If anything, I find that I am less bored when I travel alone. Without the constant compromises that come with group travel, I am free to explore the world in my own way.
In my experience, the sooner you can get engaged with a local culture the better. I already mentioned that I try to hire a guide for an hour or two in every city that I visit. By the end of the tour, I always have a list of activities, restaurants, clubs or other sites that I want to see. More than once, I have been invited to have dinner with the guide and his or her family.
Co-working spaces are also an excellent place to meet people – not to mention the Internet speed is amazing! Their target audience might be a bit younger, but, in my experience, they are very welcoming to women of all ages. Some of my favorite places to search for co-working sites are coworker.com and desksurfing.net.
Another technique that I use is language learning. When I am going to be staying in a country for more than 2 weeks, I look for a local language tutor. Learning how to order a cup of coffee in a loud voice is one of the true pleasures of traveling. I can’t tell you how wonderful it is to see someone’s eyes light up as a giant grin makes its way across their face when you speak their language – especially if it is an uncommon language.
When my son and his wife visited Brazil for the first time, they spent 2 months learning Brazilian Portuguese with a local tutor. After a couple of weeks, they were treated like family. They still continued to pay for the lessons, but, their evenings were filled with events that only locals experience. Now, 5-years later, they still keep in touch with their old friends in Brazil.
Traveling alone as a woman is a unique experience. Even if you have a husband or boyfriend, I encourage you to set out on your own once in a while… even if you just take a bus to a new city in your home country.
At the end of the day, most of the fears that we have about traveling alone are exaggerated or easily mitigated. I hope that my own experiences, earned through 45 years of travel, have helped to set your mind at ease just a little bit. If I can do it, you can too!
Do you enjoy traveling alone as a woman?
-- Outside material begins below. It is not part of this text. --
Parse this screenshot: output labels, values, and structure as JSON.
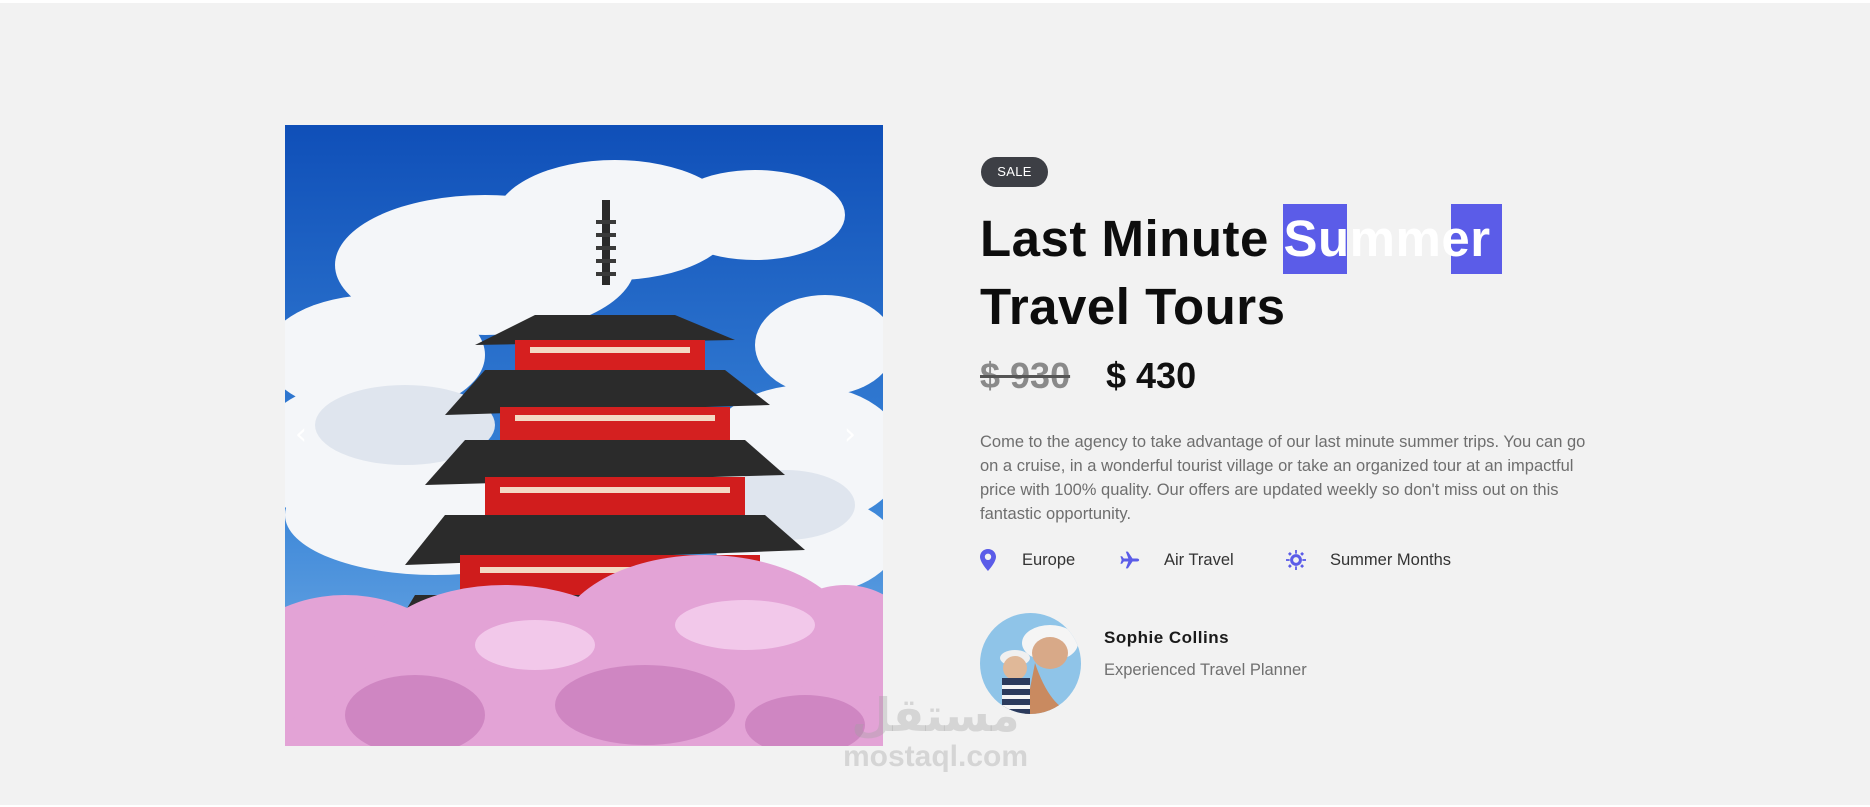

What are your greatest fears about traveling alone? What advice would you give to the other women in our community who may be traveling alone for the first time? Please join the conversation!
Tags Solo Travel